INFORMATION GIVEN:
┌────────

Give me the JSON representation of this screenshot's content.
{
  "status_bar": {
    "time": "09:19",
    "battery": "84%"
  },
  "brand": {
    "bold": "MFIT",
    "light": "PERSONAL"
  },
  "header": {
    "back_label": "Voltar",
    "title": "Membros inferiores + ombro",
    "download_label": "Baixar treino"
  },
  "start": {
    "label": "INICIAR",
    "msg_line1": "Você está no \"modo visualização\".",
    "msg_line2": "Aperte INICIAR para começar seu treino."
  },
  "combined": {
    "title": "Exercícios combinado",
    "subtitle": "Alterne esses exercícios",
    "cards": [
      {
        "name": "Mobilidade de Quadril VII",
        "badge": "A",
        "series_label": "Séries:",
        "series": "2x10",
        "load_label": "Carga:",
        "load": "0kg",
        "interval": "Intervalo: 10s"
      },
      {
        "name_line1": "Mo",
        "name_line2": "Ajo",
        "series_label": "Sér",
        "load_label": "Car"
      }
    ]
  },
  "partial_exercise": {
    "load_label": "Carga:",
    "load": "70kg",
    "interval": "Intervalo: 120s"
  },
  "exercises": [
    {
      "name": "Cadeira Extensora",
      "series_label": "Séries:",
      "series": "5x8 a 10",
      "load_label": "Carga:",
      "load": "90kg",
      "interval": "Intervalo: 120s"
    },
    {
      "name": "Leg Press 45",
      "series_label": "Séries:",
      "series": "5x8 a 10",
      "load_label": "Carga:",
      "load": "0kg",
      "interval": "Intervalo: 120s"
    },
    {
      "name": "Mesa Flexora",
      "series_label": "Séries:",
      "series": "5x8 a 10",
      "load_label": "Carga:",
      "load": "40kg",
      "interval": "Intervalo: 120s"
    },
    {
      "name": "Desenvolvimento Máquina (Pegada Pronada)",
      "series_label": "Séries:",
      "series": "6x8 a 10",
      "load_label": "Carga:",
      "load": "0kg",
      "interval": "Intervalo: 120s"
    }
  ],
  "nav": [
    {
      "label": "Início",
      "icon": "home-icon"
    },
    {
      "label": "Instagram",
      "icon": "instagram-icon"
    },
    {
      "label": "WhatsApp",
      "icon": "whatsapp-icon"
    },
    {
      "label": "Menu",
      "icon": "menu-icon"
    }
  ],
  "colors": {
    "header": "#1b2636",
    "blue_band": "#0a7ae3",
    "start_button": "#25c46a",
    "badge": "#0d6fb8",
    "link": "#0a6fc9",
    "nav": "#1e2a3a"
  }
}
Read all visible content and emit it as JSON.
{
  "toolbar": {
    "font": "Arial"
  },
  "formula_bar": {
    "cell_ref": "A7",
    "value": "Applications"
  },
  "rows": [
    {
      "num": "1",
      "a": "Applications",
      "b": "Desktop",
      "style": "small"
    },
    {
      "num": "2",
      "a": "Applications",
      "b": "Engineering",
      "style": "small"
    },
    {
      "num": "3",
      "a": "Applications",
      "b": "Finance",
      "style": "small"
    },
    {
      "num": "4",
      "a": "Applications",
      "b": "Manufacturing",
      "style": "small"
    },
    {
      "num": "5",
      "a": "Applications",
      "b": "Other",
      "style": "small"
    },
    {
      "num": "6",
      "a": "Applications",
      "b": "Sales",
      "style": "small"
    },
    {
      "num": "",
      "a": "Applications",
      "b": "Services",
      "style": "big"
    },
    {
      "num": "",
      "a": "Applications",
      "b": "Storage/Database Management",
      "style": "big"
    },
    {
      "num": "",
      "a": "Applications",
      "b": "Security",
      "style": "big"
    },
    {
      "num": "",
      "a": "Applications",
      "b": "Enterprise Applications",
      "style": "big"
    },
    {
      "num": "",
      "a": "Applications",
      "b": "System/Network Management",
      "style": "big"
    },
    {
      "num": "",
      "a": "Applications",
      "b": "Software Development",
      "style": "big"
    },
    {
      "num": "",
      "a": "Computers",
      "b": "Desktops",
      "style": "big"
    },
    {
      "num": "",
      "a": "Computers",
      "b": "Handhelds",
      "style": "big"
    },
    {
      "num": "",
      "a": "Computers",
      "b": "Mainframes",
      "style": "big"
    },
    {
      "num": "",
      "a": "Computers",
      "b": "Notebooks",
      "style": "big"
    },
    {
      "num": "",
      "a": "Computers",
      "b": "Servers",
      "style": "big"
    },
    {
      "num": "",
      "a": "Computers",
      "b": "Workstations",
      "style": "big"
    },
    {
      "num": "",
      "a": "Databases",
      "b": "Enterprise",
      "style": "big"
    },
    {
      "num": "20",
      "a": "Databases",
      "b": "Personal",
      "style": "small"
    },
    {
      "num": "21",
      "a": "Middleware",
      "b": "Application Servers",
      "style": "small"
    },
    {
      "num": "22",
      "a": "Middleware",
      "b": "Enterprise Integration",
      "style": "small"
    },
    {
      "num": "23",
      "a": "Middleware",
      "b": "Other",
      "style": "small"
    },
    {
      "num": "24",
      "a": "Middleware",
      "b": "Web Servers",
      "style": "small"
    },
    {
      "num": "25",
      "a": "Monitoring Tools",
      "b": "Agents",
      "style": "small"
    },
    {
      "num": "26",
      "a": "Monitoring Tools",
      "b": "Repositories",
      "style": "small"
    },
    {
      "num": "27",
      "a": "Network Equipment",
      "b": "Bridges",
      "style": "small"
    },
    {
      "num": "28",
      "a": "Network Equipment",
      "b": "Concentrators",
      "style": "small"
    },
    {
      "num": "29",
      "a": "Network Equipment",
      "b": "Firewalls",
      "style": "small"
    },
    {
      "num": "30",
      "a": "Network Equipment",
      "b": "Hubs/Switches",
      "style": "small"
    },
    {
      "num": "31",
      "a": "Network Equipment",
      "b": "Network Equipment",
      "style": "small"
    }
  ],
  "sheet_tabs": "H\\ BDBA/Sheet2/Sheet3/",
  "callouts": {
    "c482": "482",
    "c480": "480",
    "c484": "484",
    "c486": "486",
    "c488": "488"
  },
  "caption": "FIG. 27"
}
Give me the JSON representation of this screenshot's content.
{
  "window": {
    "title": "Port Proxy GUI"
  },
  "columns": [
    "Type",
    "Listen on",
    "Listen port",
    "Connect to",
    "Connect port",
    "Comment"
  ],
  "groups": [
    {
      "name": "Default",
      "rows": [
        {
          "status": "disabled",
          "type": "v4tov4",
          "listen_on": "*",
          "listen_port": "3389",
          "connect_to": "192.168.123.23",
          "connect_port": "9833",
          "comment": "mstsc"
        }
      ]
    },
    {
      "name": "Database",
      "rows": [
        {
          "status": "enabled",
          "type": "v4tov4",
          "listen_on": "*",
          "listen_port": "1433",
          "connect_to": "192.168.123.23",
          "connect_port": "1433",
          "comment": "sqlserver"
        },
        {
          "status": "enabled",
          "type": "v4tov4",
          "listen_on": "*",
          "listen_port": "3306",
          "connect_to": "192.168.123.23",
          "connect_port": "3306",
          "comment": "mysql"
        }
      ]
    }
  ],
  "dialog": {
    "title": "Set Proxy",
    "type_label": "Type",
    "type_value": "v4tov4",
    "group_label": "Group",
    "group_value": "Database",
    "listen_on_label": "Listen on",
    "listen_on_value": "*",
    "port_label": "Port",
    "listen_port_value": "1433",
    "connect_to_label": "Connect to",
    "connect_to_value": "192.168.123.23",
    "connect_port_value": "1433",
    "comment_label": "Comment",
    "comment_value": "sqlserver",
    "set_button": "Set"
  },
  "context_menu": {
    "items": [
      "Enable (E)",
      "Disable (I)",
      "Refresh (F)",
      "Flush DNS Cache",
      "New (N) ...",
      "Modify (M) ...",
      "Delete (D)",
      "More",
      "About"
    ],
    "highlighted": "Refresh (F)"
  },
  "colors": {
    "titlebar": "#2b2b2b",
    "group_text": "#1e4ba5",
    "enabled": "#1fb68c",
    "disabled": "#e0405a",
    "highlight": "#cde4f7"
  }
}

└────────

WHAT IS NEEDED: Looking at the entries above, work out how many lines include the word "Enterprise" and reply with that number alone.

SOLVED EXERCISE: 3